==== THE RECORDS ====

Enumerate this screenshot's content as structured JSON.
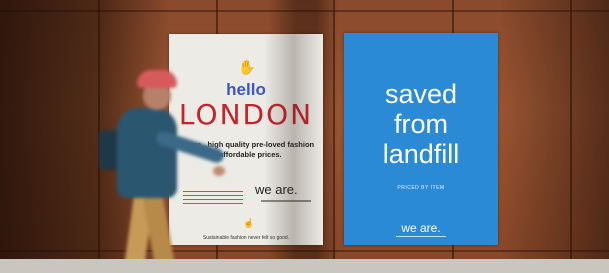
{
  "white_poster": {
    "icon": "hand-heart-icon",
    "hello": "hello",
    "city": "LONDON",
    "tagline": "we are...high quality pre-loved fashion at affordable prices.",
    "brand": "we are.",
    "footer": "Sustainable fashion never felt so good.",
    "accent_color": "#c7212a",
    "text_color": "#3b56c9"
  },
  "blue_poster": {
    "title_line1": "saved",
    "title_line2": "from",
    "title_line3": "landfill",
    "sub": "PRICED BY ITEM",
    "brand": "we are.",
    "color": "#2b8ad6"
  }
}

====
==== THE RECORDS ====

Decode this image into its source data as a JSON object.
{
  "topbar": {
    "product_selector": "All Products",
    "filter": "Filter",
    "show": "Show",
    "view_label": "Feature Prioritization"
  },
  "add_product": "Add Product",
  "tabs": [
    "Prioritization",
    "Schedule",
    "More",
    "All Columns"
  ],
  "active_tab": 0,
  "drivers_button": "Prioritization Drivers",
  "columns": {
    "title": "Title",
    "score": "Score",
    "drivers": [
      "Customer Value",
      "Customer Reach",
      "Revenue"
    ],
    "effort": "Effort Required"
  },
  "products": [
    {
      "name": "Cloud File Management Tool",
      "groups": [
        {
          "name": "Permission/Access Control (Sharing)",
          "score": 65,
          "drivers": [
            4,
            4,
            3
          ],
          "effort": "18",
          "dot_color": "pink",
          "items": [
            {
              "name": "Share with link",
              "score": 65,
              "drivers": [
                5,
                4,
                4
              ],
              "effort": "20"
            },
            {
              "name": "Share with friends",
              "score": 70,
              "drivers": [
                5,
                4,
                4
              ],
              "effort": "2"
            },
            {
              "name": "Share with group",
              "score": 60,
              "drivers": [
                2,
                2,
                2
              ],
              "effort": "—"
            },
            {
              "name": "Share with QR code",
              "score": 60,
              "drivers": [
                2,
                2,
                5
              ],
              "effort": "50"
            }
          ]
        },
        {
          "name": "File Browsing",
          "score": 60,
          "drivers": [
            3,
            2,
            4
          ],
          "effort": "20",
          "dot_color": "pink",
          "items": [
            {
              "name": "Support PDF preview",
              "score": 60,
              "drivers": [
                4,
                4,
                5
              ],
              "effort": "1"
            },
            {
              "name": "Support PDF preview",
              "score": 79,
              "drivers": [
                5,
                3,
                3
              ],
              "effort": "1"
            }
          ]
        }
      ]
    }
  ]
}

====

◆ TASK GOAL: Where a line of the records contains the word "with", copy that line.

◆ ANSWER TO THIS EXERCISE:
              "name": "Share with link",
              "name": "Share with friends",
              "name": "Share with group",
              "name": "Share with QR code",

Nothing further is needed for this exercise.